A Special Interest Group You Like Is Still a Special Interest Group
No, really. Just because public safety officers and teachers are public employees whose job it is to serve the public does not mean that their lobbying or government relations wings are any less “special interests” than any other organization that lobbies to protect its members’ interests. When police officers’ unions lobby for more funding for SWAT teams or asset forfeiture laws or Byrne Grants, are they acting in any materially different way than any other special interest group? When teachers’ unions fight every single education reform that doesn’t involve the words “more money” are they acting in any materially different way from a major corporation fighting regulation while demanding subsidies? And don’t let me get started on prison guards’ unions. The answer to all these is: of course not.
That doesn’t make them evil. Frankly, I’m quite certain that they really do believe that whatever is good for them is good for everyone else. I’ve also got no problem whatsoever with them doing it. Fer chrissakes, I’ve even worked on a grassroots lobbying campaign for a public safety union (and continue to believe that this particular group is on the side of the angels far more often than not). But let’s not pretend that they’re any less capable, as organizations, of putting their self-interest above the public interest (whatever the hell that may be) than are every other interest group on the planet.
I’m quite certain that Think Progress would consider the NRA a special interest. And guess what? It is exactly that. It just so happens to be a special interest group that, to the extent it actually purses its stated interests, I believe is serving the public good. Of course, others disagree that the NRA’s stated interests serve the public good. It’s the fact that there is debate about whether the NRA’s stated interests serve the public good – that makes them a special interest, not that the NRAs stated interests are opposed to the stated interests of Think Progress.
Similarly, it is the fact that there is disagreement over whether the stated interests of public employee groups are consistent with the public good that makes them special interests, not that those stated interests are opposed to the stated interests of John Boehner.
Of course, if I had my druthers, the phrases “special interest group” and “public interest group” would not even be in our lexicon.
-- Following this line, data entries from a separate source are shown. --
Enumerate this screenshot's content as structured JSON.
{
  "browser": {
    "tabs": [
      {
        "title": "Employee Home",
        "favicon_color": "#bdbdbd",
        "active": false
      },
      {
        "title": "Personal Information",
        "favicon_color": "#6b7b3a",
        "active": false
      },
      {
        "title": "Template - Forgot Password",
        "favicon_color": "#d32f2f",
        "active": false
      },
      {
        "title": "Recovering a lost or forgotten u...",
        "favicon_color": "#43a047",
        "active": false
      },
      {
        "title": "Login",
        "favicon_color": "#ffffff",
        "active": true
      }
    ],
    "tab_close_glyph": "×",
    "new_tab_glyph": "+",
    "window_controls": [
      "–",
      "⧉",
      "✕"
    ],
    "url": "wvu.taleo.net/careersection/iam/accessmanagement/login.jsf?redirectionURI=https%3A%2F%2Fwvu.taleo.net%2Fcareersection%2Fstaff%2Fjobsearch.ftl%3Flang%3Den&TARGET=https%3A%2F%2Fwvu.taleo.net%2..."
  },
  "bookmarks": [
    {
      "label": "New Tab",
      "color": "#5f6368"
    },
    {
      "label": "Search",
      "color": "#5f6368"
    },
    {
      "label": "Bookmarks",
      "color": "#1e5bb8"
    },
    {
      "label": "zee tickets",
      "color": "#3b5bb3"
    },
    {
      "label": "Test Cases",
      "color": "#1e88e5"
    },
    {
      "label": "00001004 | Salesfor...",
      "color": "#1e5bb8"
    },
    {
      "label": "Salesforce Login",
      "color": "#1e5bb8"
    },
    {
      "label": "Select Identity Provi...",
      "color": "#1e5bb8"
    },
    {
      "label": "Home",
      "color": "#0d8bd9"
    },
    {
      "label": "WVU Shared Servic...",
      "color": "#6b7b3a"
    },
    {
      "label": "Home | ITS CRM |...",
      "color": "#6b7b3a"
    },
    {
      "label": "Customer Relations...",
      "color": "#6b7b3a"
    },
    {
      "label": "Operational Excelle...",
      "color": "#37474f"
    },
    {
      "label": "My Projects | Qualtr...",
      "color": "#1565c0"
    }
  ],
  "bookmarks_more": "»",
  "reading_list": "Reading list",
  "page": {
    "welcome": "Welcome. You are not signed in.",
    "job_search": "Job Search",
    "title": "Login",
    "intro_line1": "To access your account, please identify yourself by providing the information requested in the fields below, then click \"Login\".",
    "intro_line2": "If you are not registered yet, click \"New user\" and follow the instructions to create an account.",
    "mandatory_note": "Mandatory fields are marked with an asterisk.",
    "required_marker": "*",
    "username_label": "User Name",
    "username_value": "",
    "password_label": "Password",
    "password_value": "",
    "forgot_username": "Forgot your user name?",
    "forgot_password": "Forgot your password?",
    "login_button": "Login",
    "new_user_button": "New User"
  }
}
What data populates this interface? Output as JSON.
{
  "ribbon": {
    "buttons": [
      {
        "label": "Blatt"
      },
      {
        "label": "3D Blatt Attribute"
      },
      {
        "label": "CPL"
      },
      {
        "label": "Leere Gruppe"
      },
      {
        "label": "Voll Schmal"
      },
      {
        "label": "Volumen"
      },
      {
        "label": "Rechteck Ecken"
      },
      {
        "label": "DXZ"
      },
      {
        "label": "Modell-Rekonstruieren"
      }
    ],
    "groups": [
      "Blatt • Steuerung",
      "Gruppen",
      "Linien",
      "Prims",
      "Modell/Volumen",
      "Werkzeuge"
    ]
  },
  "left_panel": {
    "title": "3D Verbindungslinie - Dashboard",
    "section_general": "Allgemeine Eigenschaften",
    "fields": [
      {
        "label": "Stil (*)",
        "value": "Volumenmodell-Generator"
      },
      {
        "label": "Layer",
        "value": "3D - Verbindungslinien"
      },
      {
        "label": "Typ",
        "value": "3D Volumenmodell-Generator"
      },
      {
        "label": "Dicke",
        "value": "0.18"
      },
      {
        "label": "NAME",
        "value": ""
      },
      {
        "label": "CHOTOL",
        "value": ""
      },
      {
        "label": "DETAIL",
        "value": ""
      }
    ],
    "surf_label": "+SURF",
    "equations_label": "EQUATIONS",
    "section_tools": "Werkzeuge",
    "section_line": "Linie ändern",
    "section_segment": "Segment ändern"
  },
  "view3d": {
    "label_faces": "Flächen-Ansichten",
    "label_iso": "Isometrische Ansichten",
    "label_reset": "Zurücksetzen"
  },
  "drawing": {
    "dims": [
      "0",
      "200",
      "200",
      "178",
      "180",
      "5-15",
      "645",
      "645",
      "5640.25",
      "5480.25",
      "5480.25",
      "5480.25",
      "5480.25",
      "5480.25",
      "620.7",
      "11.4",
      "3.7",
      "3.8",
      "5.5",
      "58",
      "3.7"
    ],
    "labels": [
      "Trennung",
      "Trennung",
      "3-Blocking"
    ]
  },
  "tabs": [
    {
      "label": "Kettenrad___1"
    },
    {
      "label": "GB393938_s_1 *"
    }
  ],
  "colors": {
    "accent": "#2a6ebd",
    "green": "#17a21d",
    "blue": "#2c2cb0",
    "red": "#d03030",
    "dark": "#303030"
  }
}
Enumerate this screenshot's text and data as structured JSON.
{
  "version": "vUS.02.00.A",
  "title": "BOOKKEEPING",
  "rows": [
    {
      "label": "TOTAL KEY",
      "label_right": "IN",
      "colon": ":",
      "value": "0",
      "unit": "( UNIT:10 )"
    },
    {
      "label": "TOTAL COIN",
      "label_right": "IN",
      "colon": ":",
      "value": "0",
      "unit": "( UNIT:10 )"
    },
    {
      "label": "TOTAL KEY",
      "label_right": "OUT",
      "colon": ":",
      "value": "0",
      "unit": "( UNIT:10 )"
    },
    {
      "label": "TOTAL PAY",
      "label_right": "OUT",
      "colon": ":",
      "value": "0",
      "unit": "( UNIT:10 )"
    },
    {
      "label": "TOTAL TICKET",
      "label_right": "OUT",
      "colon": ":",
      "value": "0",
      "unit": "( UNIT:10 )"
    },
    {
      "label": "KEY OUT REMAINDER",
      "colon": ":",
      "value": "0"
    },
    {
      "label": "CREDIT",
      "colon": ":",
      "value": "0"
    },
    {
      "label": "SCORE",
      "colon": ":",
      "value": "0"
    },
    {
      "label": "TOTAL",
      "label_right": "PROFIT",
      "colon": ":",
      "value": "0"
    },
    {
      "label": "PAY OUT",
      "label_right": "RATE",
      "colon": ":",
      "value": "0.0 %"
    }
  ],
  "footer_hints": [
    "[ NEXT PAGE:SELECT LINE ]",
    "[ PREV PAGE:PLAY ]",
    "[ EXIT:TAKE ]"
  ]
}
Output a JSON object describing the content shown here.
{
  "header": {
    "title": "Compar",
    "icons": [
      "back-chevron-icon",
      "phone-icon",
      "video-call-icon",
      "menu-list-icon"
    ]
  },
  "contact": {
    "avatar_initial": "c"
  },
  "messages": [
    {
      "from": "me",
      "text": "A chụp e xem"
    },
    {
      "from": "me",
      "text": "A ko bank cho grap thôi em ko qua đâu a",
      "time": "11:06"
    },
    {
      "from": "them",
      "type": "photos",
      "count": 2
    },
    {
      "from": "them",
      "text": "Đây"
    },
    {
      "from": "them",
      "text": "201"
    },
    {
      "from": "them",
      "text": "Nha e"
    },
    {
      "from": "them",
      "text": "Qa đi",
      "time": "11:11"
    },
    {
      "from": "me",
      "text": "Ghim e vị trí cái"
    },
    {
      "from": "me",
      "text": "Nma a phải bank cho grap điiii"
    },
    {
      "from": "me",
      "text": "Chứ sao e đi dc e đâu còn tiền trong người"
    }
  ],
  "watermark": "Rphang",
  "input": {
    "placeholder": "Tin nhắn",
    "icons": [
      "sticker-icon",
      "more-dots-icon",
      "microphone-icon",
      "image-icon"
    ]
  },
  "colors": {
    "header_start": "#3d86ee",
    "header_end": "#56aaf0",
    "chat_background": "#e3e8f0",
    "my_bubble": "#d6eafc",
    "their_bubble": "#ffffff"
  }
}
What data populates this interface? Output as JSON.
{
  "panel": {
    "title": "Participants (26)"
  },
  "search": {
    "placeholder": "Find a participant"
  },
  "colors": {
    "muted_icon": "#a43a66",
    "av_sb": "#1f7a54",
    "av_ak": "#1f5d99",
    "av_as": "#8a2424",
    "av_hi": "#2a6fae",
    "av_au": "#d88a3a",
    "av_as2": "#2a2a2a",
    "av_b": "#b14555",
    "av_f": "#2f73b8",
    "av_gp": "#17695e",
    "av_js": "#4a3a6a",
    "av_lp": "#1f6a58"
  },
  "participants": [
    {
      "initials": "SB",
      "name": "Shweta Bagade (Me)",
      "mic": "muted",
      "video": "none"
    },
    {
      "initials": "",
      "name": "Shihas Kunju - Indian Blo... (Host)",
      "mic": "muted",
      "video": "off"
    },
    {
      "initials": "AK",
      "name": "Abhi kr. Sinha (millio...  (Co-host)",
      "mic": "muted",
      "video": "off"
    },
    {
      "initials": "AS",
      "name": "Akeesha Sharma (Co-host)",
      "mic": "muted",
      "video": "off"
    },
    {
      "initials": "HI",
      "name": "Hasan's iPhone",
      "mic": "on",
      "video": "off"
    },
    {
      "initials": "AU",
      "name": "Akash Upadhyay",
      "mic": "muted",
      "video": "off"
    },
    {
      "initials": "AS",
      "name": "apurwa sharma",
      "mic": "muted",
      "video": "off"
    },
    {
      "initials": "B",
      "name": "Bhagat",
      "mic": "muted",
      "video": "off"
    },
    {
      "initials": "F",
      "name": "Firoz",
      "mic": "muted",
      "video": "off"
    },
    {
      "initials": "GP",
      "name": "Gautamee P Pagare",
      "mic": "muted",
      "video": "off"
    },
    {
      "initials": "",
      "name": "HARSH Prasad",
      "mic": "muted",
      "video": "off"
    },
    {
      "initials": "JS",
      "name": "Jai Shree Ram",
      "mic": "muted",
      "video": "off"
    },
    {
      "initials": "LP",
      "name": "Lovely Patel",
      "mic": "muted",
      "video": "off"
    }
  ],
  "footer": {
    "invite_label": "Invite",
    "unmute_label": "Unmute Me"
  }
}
Here, I’ll just restate my First and Second Laws of Interest Group Politics and Corruption:
1. There are no such things as “special” and “public” interest groups: anyone seeking a particular outcome in a particular government action is an interest group, pure and simple.
2. Interest groups, even self-described “public” interest groups, seek nothing more or less than the advancement or protection of their leaders’ and members’ preferred outcomes.